• Newsletters
  • Facebook
  • Twitter
Monday, September 18, 2017
View complete forecast
News-Sentinel.com Your Town. Your Voice.

To me, 'Junie B. Jones' books are among the bestest ever

Kerry Hubartt
Kerry Hubartt
Copyright 2014 The Associated Press. All rights reserved. This material may not be published, broadcast, rewritten or redistributed.The Associated Press
Saturday, November 23, 2013 12:01 am
I love to hear my daughter read “Junie B. Jones” books to my granddaughter.She picks them up at the library regularly, and I often find myself sitting close by and having a grand time snickering as she reads the stories from the mind of author Barbara Park.

The reason I bring this up is that Park died last week at 66 after a long fight with ovarian cancer. She wrote 30 books, illustrated by Denise Brunkus, about Junie B. since 1992, which have sold more than 55 million copies in North America, according to publisher Random House.
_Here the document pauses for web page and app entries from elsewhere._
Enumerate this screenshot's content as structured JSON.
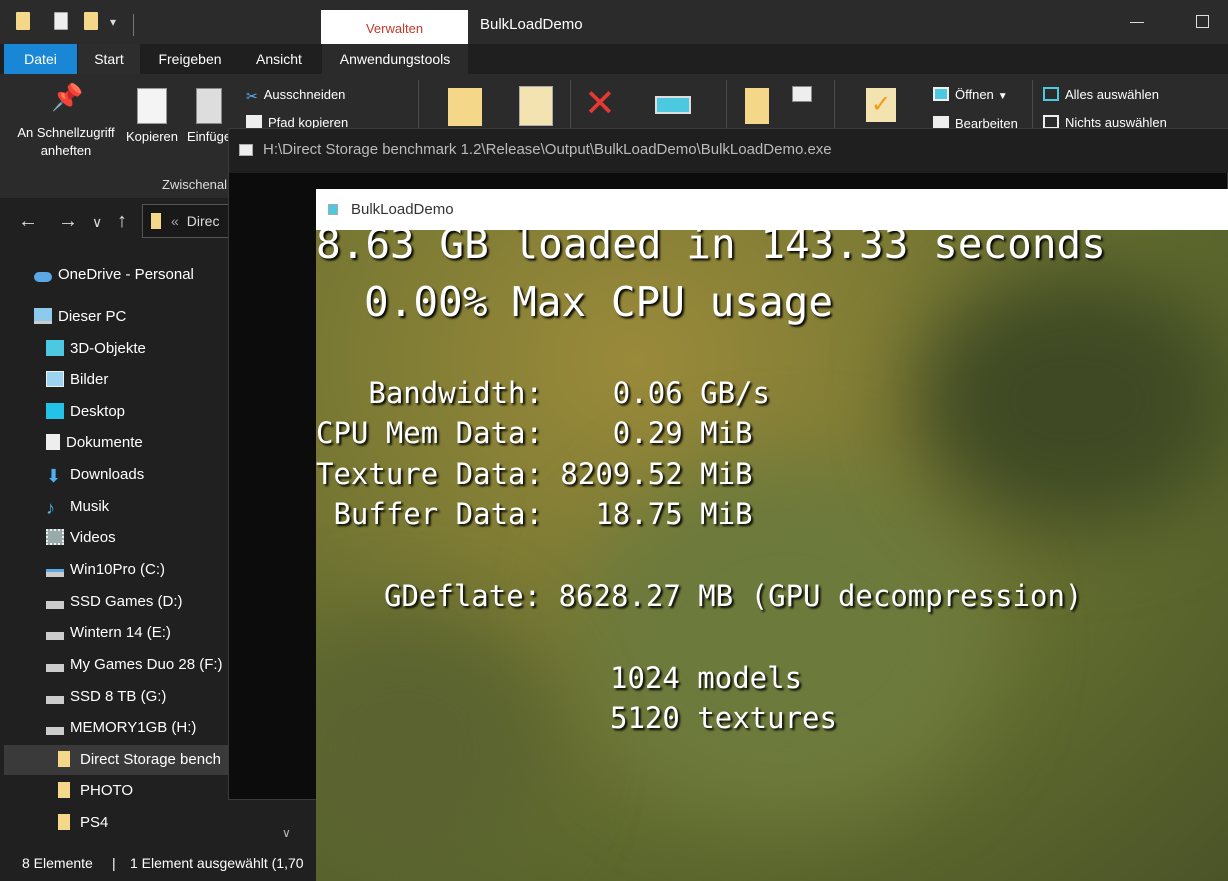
{
  "explorer": {
    "title": "BulkLoadDemo",
    "context_tab_header": "Verwalten",
    "tabs": [
      "Datei",
      "Start",
      "Freigeben",
      "Ansicht",
      "Anwendungstools"
    ],
    "ribbon": {
      "pin_label": "An Schnellzugriff anheften",
      "copy_label": "Kopieren",
      "paste_label": "Einfüge",
      "cut_label": "Ausschneiden",
      "copy_path_label": "Pfad kopieren",
      "group_label": "Zwischenal",
      "open_label": "Öffnen",
      "edit_label": "Bearbeiten",
      "select_all_label": "Alles auswählen",
      "select_none_label": "Nichts auswählen"
    },
    "address_text": "Direc",
    "sidebar": {
      "items": [
        {
          "label": "OneDrive - Personal",
          "icon": "cloud-icon"
        },
        {
          "label": "Dieser PC",
          "icon": "computer-icon"
        },
        {
          "label": "3D-Objekte",
          "icon": "cube-icon"
        },
        {
          "label": "Bilder",
          "icon": "image-icon"
        },
        {
          "label": "Desktop",
          "icon": "desktop-icon"
        },
        {
          "label": "Dokumente",
          "icon": "document-icon"
        },
        {
          "label": "Downloads",
          "icon": "download-icon"
        },
        {
          "label": "Musik",
          "icon": "music-icon"
        },
        {
          "label": "Videos",
          "icon": "video-icon"
        },
        {
          "label": "Win10Pro (C:)",
          "icon": "drive-icon"
        },
        {
          "label": "SSD Games (D:)",
          "icon": "drive-icon"
        },
        {
          "label": "Wintern 14 (E:)",
          "icon": "drive-icon"
        },
        {
          "label": "My Games Duo 28 (F:)",
          "icon": "drive-icon"
        },
        {
          "label": "SSD 8 TB (G:)",
          "icon": "drive-icon"
        },
        {
          "label": "MEMORY1GB (H:)",
          "icon": "drive-icon"
        },
        {
          "label": "Direct Storage bench",
          "icon": "folder-icon"
        },
        {
          "label": "PHOTO",
          "icon": "folder-icon"
        },
        {
          "label": "PS4",
          "icon": "folder-icon"
        }
      ]
    },
    "status": {
      "count": "8 Elemente",
      "separator": "|",
      "selected": "1 Element ausgewählt (1,70"
    }
  },
  "console": {
    "title": "H:\\Direct Storage benchmark 1.2\\Release\\Output\\BulkLoadDemo\\BulkLoadDemo.exe"
  },
  "demo": {
    "title": "BulkLoadDemo",
    "headline": "8.63 GB loaded in 143.33 seconds",
    "cpu_line": "0.00% Max CPU usage",
    "stats": {
      "bandwidth": "   Bandwidth:    0.06 GB/s",
      "cpu_mem": "CPU Mem Data:    0.29 MiB",
      "texture": "Texture Data: 8209.52 MiB",
      "buffer": " Buffer Data:   18.75 MiB"
    },
    "gdeflate": "GDeflate: 8628.27 MB (GPU decompression)",
    "models": "1024 models",
    "textures": "5120 textures"
  }
}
As Park's obituary story by The Associated Press put it, “The books' titles were windows into Junie's slangy mind.”

Among the titles: “Junie B. Jones and Her Big Fat Mouth,” “Junie B. Jones and That Meanie Jim's Birthday,” “Junie B. Jones and Some Sneaky Peeky Spying.”
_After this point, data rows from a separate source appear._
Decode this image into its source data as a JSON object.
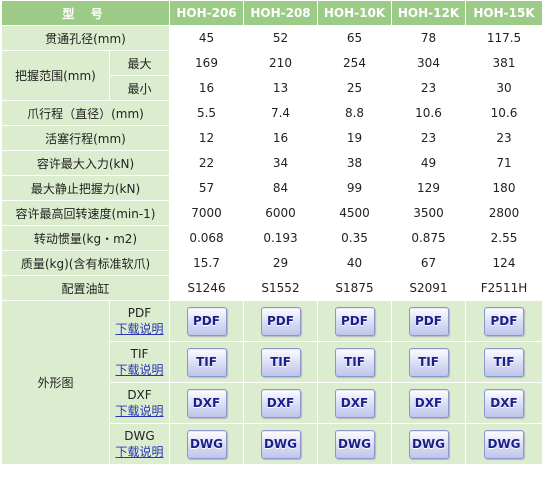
{
  "header": {
    "title": "型 号",
    "models": [
      "HOH-206",
      "HOH-208",
      "HOH-10K",
      "HOH-12K",
      "HOH-15K"
    ]
  },
  "rows": {
    "bore": {
      "label": "贯通孔径(mm)",
      "values": [
        "45",
        "52",
        "65",
        "78",
        "117.5"
      ]
    },
    "grip_label": "把握范围(mm)",
    "grip_max": {
      "label": "最大",
      "values": [
        "169",
        "210",
        "254",
        "304",
        "381"
      ]
    },
    "grip_min": {
      "label": "最小",
      "values": [
        "16",
        "13",
        "25",
        "23",
        "30"
      ]
    },
    "jaw_stroke": {
      "label": "爪行程（直径）(mm)",
      "values": [
        "5.5",
        "7.4",
        "8.8",
        "10.6",
        "10.6"
      ]
    },
    "piston": {
      "label": "活塞行程(mm)",
      "values": [
        "12",
        "16",
        "19",
        "23",
        "23"
      ]
    },
    "max_input": {
      "label": "容许最大入力(kN)",
      "values": [
        "22",
        "34",
        "38",
        "49",
        "71"
      ]
    },
    "max_grip": {
      "label": "最大静止把握力(kN)",
      "values": [
        "57",
        "84",
        "99",
        "129",
        "180"
      ]
    },
    "max_speed": {
      "label": "容许最高回转速度(min-1)",
      "values": [
        "7000",
        "6000",
        "4500",
        "3500",
        "2800"
      ]
    },
    "inertia": {
      "label": "转动惯量(kg・m2)",
      "values": [
        "0.068",
        "0.193",
        "0.35",
        "0.875",
        "2.55"
      ]
    },
    "mass": {
      "label": "质量(kg)(含有标准软爪)",
      "values": [
        "15.7",
        "29",
        "40",
        "67",
        "124"
      ]
    },
    "cylinder": {
      "label": "配置油缸",
      "values": [
        "S1246",
        "S1552",
        "S1875",
        "S2091",
        "F2511H"
      ]
    }
  },
  "outline": {
    "label": "外形图",
    "download_text": "下载说明",
    "formats": [
      {
        "name": "PDF",
        "button": "PDF"
      },
      {
        "name": "TIF",
        "button": "TIF"
      },
      {
        "name": "DXF",
        "button": "DXF"
      },
      {
        "name": "DWG",
        "button": "DWG"
      }
    ]
  },
  "colors": {
    "header_bg": "#9ccb87",
    "label_bg": "#dbeccf",
    "link": "#2a36b6",
    "button_text": "#1a1f8a"
  }
}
It's interesting that there have been critics of the books because of Junie B.'s language and impudence. Some say the little girl is a bad influence on Park's readers. In The New York Times' story about Park's death, the writer says, “Junie's diction is characterized by an imperfect grasp of English grammar: She favors superlatives like 'bestest' and 'funnest' and past tenses like 'runned' and 'thinked.'”

Park wrote the books in the first-person voice of Junie B. (The author is said to have been a bit of a sassy clown herself in elementary school), and that's what is so delightful.
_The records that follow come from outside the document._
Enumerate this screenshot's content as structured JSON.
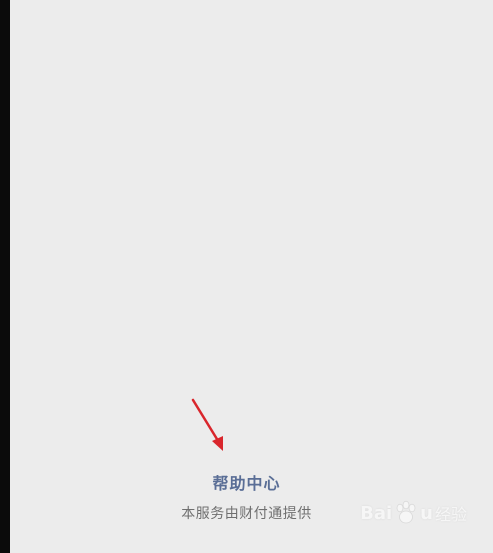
{
  "footer": {
    "help_center_label": "帮助中心",
    "provider_text": "本服务由财付通提供"
  },
  "watermark": {
    "text_prefix": "Bai",
    "text_suffix": "u",
    "text_cn": "经验"
  },
  "colors": {
    "background": "#ececec",
    "link": "#5a6e96",
    "secondary_text": "#6f6f6f",
    "annotation_arrow": "#d9262c"
  },
  "icons": {
    "arrow": "annotation-arrow-icon",
    "watermark_logo": "baidu-paw-icon"
  }
}
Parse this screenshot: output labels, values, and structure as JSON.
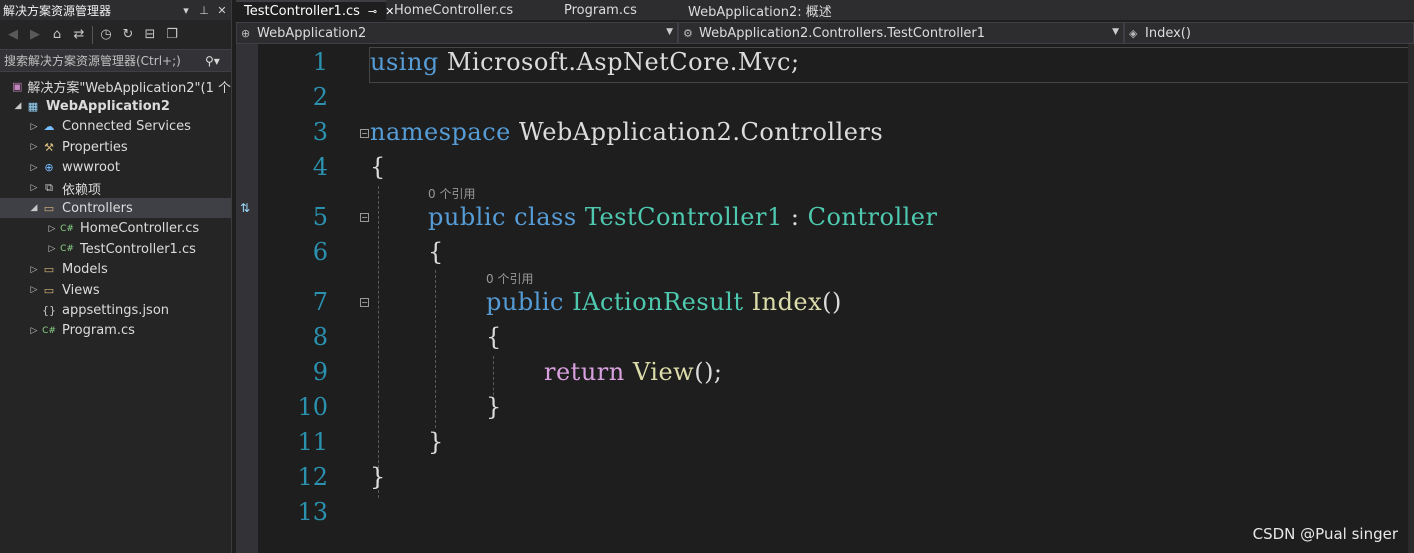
{
  "solution_explorer": {
    "title": "解决方案资源管理器",
    "search_placeholder": "搜索解决方案资源管理器(Ctrl+;)",
    "items": [
      {
        "label": "解决方案\"WebApplication2\"(1 个",
        "name": "tree-item-solution",
        "icon": "solution-icon"
      },
      {
        "label": "WebApplication2",
        "name": "tree-item-project",
        "icon": "project-icon"
      },
      {
        "label": "Connected Services",
        "name": "tree-item-connected-services",
        "icon": "connected-services-icon"
      },
      {
        "label": "Properties",
        "name": "tree-item-properties",
        "icon": "wrench-icon"
      },
      {
        "label": "wwwroot",
        "name": "tree-item-wwwroot",
        "icon": "globe-icon"
      },
      {
        "label": "依赖项",
        "name": "tree-item-dependencies",
        "icon": "dependencies-icon"
      },
      {
        "label": "Controllers",
        "name": "tree-item-controllers",
        "icon": "folder-open-icon"
      },
      {
        "label": "HomeController.cs",
        "name": "tree-item-homecontroller",
        "icon": "csharp-file-icon"
      },
      {
        "label": "TestController1.cs",
        "name": "tree-item-testcontroller1",
        "icon": "csharp-file-icon"
      },
      {
        "label": "Models",
        "name": "tree-item-models",
        "icon": "folder-icon"
      },
      {
        "label": "Views",
        "name": "tree-item-views",
        "icon": "folder-icon"
      },
      {
        "label": "appsettings.json",
        "name": "tree-item-appsettings",
        "icon": "json-file-icon"
      },
      {
        "label": "Program.cs",
        "name": "tree-item-program",
        "icon": "csharp-file-icon"
      }
    ]
  },
  "tabs": [
    {
      "label": "TestController1.cs",
      "active": true
    },
    {
      "label": "HomeController.cs"
    },
    {
      "label": "Program.cs"
    },
    {
      "label": "WebApplication2: 概述"
    }
  ],
  "navbar": {
    "project": "WebApplication2",
    "type": "WebApplication2.Controllers.TestController1",
    "member": "Index()"
  },
  "editor": {
    "line_numbers": [
      "1",
      "2",
      "3",
      "4",
      "5",
      "6",
      "7",
      "8",
      "9",
      "10",
      "11",
      "12",
      "13"
    ],
    "lens_class": "0 个引用",
    "lens_method": "0 个引用",
    "tokens": {
      "l1_kw": "using",
      "l1_rest": " Microsoft.AspNetCore.Mvc;",
      "l3_kw": "namespace",
      "l3_rest": " WebApplication2.Controllers",
      "l4": "{",
      "l5_kw": "public class",
      "l5_type": "TestController1",
      "l5_colon": " : ",
      "l5_base": "Controller",
      "l6": "{",
      "l7_kw": "public",
      "l7_type": "IActionResult",
      "l7_fn": "Index",
      "l7_paren": "()",
      "l8": "{",
      "l9_kw": "return",
      "l9_fn": "View",
      "l9_rest": "();",
      "l10": "}",
      "l11": "}",
      "l12": "}"
    }
  },
  "watermark": "CSDN @Pual singer",
  "colors": {
    "keyword": "#569cd6",
    "type": "#4ec9b0",
    "control": "#d8a0df",
    "method": "#dcdcaa",
    "line_number": "#2b91af"
  }
}
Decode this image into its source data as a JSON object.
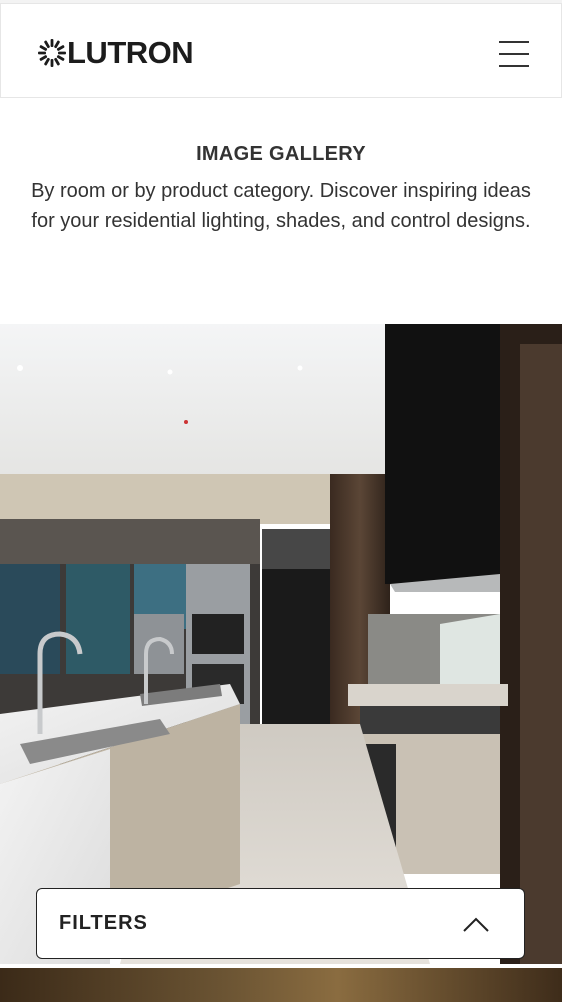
{
  "header": {
    "brand": "LUTRON",
    "logo_icon": "lutron-sunburst-icon",
    "menu_icon": "hamburger-menu-icon"
  },
  "intro": {
    "title": "IMAGE GALLERY",
    "description": "By room or by product category. Discover inspiring ideas for your residential lighting, shades, and control designs."
  },
  "gallery": {
    "hero_image": "modern kitchen with marble island, stainless ovens and black range hood"
  },
  "filters": {
    "label": "FILTERS",
    "toggle_icon": "chevron-up-icon"
  },
  "colors": {
    "brand_text": "#1c1c1c",
    "body_text": "#333333",
    "border": "#222222"
  }
}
The first 17 books in the series all begin the same way:

“My name is Junie B. Jones. The B stands for Beatrice. Except I don't like Beatrice. I just like B and that's all.”

In the first book in the series in 1992, “Junie B. Jones and the Stupid Smelly Bus,” following the standard intro, the story continues:

“I'm almost six years old.

“Almost six is when you get to go to kindergarten. Kindergarten is where you go to meet new friends and not watch TV.”

A little later on:

“My teacher shook my hand. Only our hands don't fit together that good.

“Her name was Mrs. — I can't remember the rest of it. Mrs. said I looked cute.

“'I know it,' I said. 'That's because I have on my new shoes.'

“I held my foot way high in the air.

“'See how shiny they are? Before I put them on, I licked them.'”

From “Junie B Jones and That Meanie Jim's Birthday”:

“B is my bestest letter. On account of my favorite food starts with that guy.

“Its name is birthday cake.

“We had that delicious stuff at school today.”

From “Junie B. Jones and the Mushy Gushy Valentime”:

“Today at school, my teacher had a 'nouncement to make.

“A 'nouncement is the school word for listen to me … and I MEAN it.”

I love the books because of the humor and the voice, which both stem from a saucy, independent-thinking almost-6-year-old who goes to afternoon kindergarten. Actually, after several years of being stuck in kindergarten, Park finally graduated Junie B. to first grade as a 6-year-old in Book 18 in 2001.

And age 6 is where she will now remain for all posterity.


News-Sentinel.com reserves the right to remove any content appearing on its website. Our policy will be to remove postings that constitute profanity, obscenity, libel, spam, invasion of privacy, impersonation of another, or attacks on racial, ethnic or other groups. For more information, see our user rules page.
comments powered by Disqus